Funny that no one ever thought to pair up screen veterans Richard Schiff and Ricky Jay as brothers before. They look alike, and have this complimentary intensity — Schiff (“The West Wing”) and his quiet, simmering, rational rage, Mamet-pal Jay with his scary, streetwise and dangerous edge.
They aren’t the leads, but they’re the heart and driving force of “The Automatic Hate,” an indie family mystery masquerading as a puzzling, misguided romance.
Davis Green (“Lincoln”) is a Boston chef with a weepy, highly-strung ballerina girlfriend (Deborah Ann Woll). One night their romantic idyll is unsettled by this equally weepy, oh-so fetching blond (Adelaide Clemens of “The Great Gatsby”) who tells Davis “I’m your cousin, Alexis Green!”
That’s odd, because Davis knows his father (Schiff) was an only child. Oh no, Alexis assures him. “I’m not a crazy person.”
She then proceeds to act like one, insisting on a too-too-friendly hug that sets off the ballerina. And how.
But Davis is intrigued. He asks his developmental psychologist dad, who denies everything, discovers a clue in the attic, and questions demented granddad about the issue.
“We do not TALK about Joshua,” the old man rants.
Davis follows his curiosity to rural upstate New York, where he discovers a hippy branch of the family — three rowdy, vulgar daughters and their ex-flower child parents — running a thrift store, a farm and a medical marijuana dispensary.
Things go a bit sideways at this point, at least for me. Confronted by the coarseness of his blood-kin peers and the outright hostility of his “uncle” (Jay), Davis declares he’s not “afraid of what’s going on.” He should be. There’s bad blood here. The clues are laughably obvious (old home movies), the menace palpable.
And the kindest words his uncle has are “It’s easy to despite somebody from a distance.”

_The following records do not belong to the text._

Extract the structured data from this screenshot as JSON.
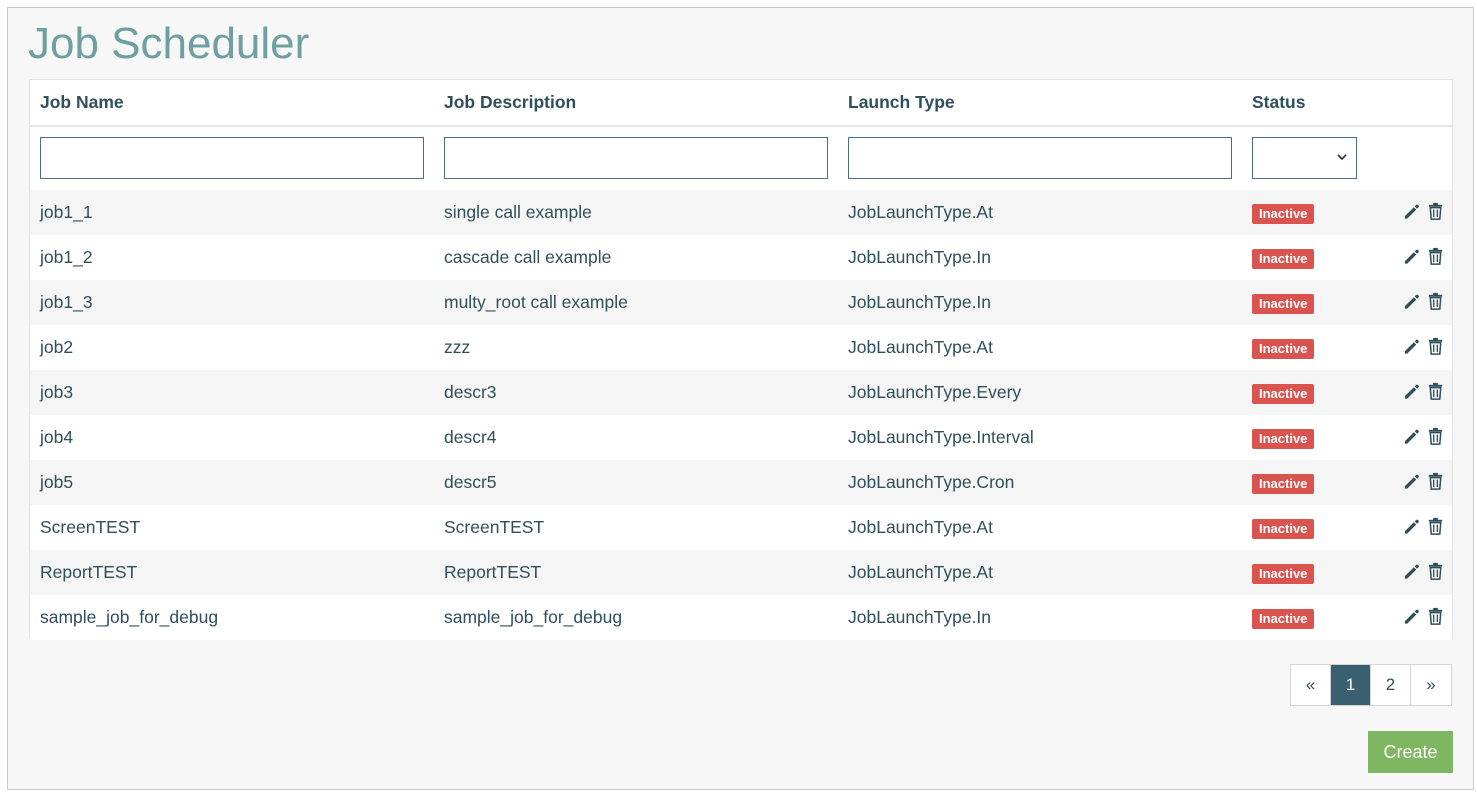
{
  "page": {
    "title": "Job Scheduler"
  },
  "table": {
    "headers": {
      "name": "Job Name",
      "description": "Job Description",
      "launch_type": "Launch Type",
      "status": "Status"
    },
    "filters": {
      "name": "",
      "description": "",
      "launch_type": "",
      "status": ""
    },
    "rows": [
      {
        "name": "job1_1",
        "description": "single call example",
        "launch_type": "JobLaunchType.At",
        "status": "Inactive"
      },
      {
        "name": "job1_2",
        "description": "cascade call example",
        "launch_type": "JobLaunchType.In",
        "status": "Inactive"
      },
      {
        "name": "job1_3",
        "description": "multy_root call example",
        "launch_type": "JobLaunchType.In",
        "status": "Inactive"
      },
      {
        "name": "job2",
        "description": "zzz",
        "launch_type": "JobLaunchType.At",
        "status": "Inactive"
      },
      {
        "name": "job3",
        "description": "descr3",
        "launch_type": "JobLaunchType.Every",
        "status": "Inactive"
      },
      {
        "name": "job4",
        "description": "descr4",
        "launch_type": "JobLaunchType.Interval",
        "status": "Inactive"
      },
      {
        "name": "job5",
        "description": "descr5",
        "launch_type": "JobLaunchType.Cron",
        "status": "Inactive"
      },
      {
        "name": "ScreenTEST",
        "description": "ScreenTEST",
        "launch_type": "JobLaunchType.At",
        "status": "Inactive"
      },
      {
        "name": "ReportTEST",
        "description": "ReportTEST",
        "launch_type": "JobLaunchType.At",
        "status": "Inactive"
      },
      {
        "name": "sample_job_for_debug",
        "description": "sample_job_for_debug",
        "launch_type": "JobLaunchType.In",
        "status": "Inactive"
      }
    ],
    "row_icons": [
      "pencil-icon",
      "trash-icon"
    ]
  },
  "pagination": {
    "prev": "«",
    "pages": [
      "1",
      "2"
    ],
    "current": "1",
    "next": "»"
  },
  "actions": {
    "create_label": "Create"
  },
  "colors": {
    "title": "#6e9fa1",
    "text": "#2f4f5a",
    "inactive_badge": "#d9534f",
    "active_page": "#3a5f70",
    "create_button": "#7fb661"
  }
}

“The Automatic Hate” is a tricky melodrama to get a handle on, because characters — Davis, in particular, but others too — keep behaving in ways that defy reason. The “hate” may be automatic, but common sense dictates caution, and caution is thrown to the wind for reasons of plot convenience and cinematic prurience.

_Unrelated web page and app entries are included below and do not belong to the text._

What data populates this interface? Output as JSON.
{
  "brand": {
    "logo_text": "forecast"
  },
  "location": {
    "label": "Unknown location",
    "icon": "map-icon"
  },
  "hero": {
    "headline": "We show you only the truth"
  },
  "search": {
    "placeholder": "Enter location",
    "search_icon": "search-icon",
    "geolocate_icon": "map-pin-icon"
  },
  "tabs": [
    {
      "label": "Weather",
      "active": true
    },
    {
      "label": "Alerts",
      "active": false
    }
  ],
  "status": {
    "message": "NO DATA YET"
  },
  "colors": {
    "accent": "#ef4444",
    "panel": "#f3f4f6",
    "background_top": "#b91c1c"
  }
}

Both fathers have something they’re hiding from their children. But do their spouses know the crime at the heart of their dispute? We can see the train wreck Davis is wading into, why can’t he?
The elders of the cast steal the show from the heavy breathing youngsters, and the inevitable family dinner confrontation is a doozy.

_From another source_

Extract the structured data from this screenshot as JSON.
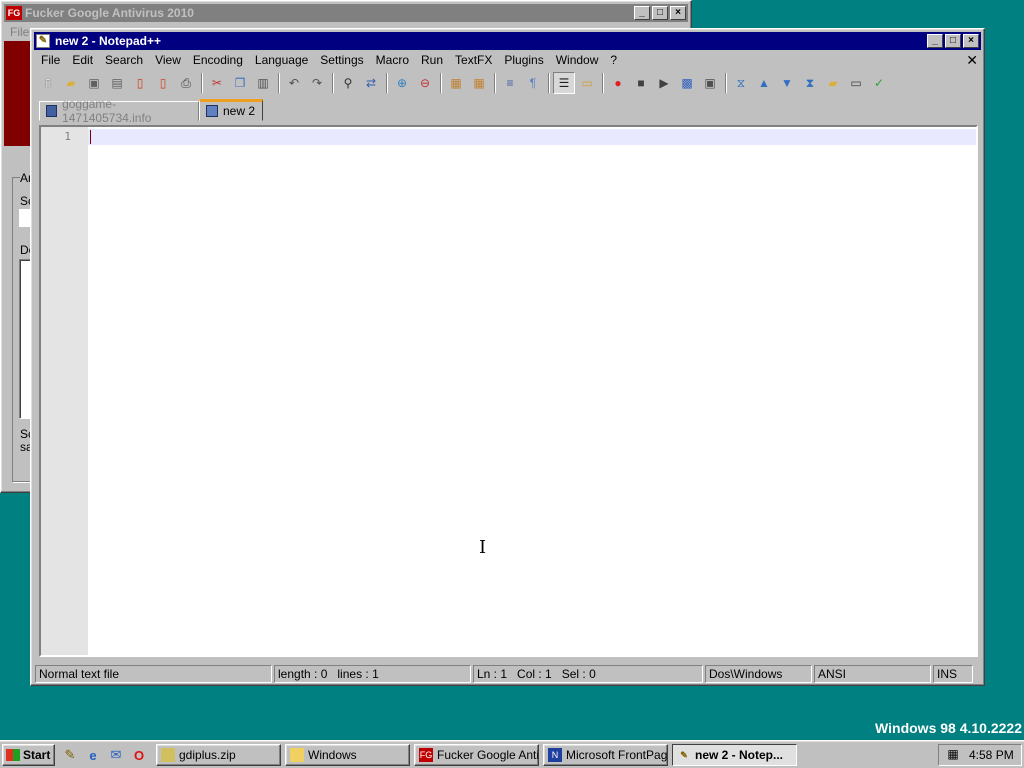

But “The Automatic Hate” winds up a thoughtful puzzle of a movie that doesn’t stand up to much scrutiny, a slice of Southern Gothic displaced into rural, redneck New York that loses something in the geographic translation.
MPAA Rating: unrated, with sexual situations, nudity, profanity
Running time: 1:37